Dyslipidemia

What is dyslipidemia?

Dyslipidemia is the term used to describe abnormal cholesterol (lipoproteins) levels in the blood.

A test called a blood lipid panel measures or calculates four different types of lipoproteins in our blood: total cholesterol (TC), low-density lipoprotein (LDL), high-density lipoprotein (HDL), and triglycerides (TG).

In people with dyslipidemia, levels of TC, LDL cholesterol, or triglycerides may be increased (these are considered “bad” cholesterols), or levels of HDL cholesterol may be decreased (HDL is considered "good" cholesterol).

Cholesterol is a type of fat, also called a lipid.

What causes dyslipidemia?

Cholesterol is vital for the normal functioning of our cells and our body uses cholesterol to manufacture cell membranes, hormones and vitamin D. We get cholesterol from our diet and our liver also makes cholesterol.

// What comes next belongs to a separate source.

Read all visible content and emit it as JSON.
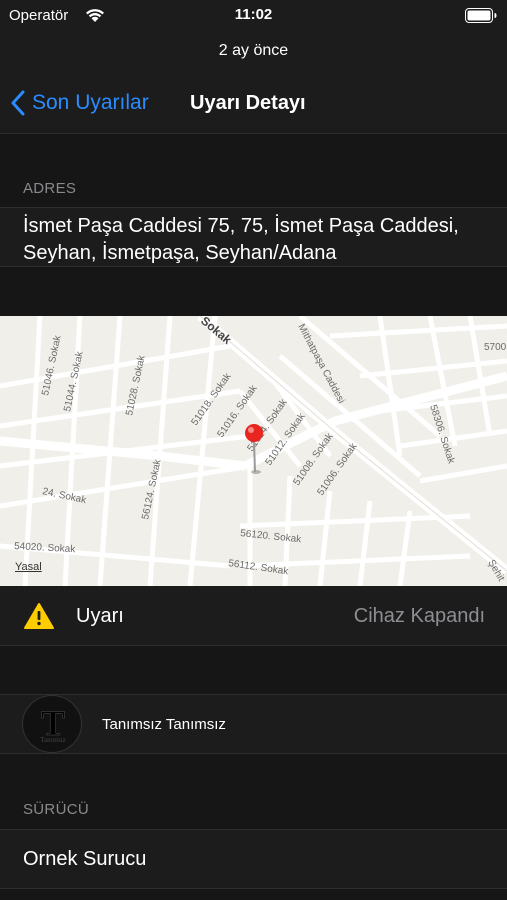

Dyslipidemia occurs when levels of the different types of cholesterol in our blood get out of balance.

Causes include:

  • Obesity or increased body fat
  • Cushing syndrome
  • Diabetes
  • Genetic reasons (eg, Familial hypercholesterolemia)
  • High blood pressure
  • Hypothyroidism
  • Lack of exercise
  • Medications (eg, anticonvulsants, antipsychotics, hormones, thiazide or loop diuretics)
  • Metabolic syndrome
  • Polycystic ovary syndrome
  • Smoking

What are the symptoms of dyslipidemia?

Dyslipidemia does not cause any symptoms, and for some people, the first time they are diagnosed with dyslipidemia is after they develop other conditions, such as heart disease or circulation problems, or following a heart attack or stroke.

Dyslipidemia is a factor in coronary heart disease (also called atherosclerosis). If damage occurs to the inner layers of the arteries, platelets stick to the site of the injury and may clump together to form blood clots. Cholesterol, calcium and other substances in the blood also build up at this site of injury and harden into plaques, narrowing the arteries and limiting blood flow to the heart muscle and other parts of the body. Narrowing of the arteries increases a person’s risk of having a heart attack or stroke and reduces blood flow to the limbs, particularly the legs.

How is dyslipidemia diagnosed?

Because dyslipidemia has no symptoms, the Centers for Disease Control (CDC) and prevention recommend high cholesterol should be screened for, starting from a young age.

The CDC recommends cholesterol screening tests should be done:

  • Before puberty (once between the ages of 9 and 11)
  • After puberty (once between the ages of 17 and 21)
  • Every 4 to 6 years after the age of 21

People with obesity, diabetes, or a family history of heart attacks or heart disease at a young age, should be screened for high cholesterol more often.

The most common types of dyslipidemia diagnosed include:

  • High levels of LDL cholesterol (this causes fat to build-up in the arteries)
  • Low levels of HDL cholesterol (HDL protects the heart by removing LDL build-up from the arteries)
  • High levels of triglycerides (this causes fat to build-up in the arteries)

How is dyslipidemia treated?

Treatment depends on a person’s level of risk for heart disease or stroke.

Treatment aims to lower TC, LDL cholesterol, and triglyceride levels or improve HDL levels. Current goals include:

  • Total cholesterol: Less than 200 mg/dL
  • LDL cholesterol: Less than 100 mg/dL or less than 70 mg/dL for people with diabetes or heart disease
  • Triglycerides: Less than 150 mg/dL
  • HDL cholesterol: Above 40 mg/dL (men) above 50 mg/dL (women)

Treatment includes:

  • Lifestyle changes, such as eating a healthy diet, avoiding saturated fat, eating more vegetables
  • Increasing physical activity and exercise
  • Losing weight if you are overweight
  • Stopping smoking
  • Medications, such as statins (eg, atorvastatin, fluvastatin, lovastatin), niacin, bile acid resins, ezetimibe, fibrates, or PCSK9 Inhibitors (eg, alirocumab, evolocumab)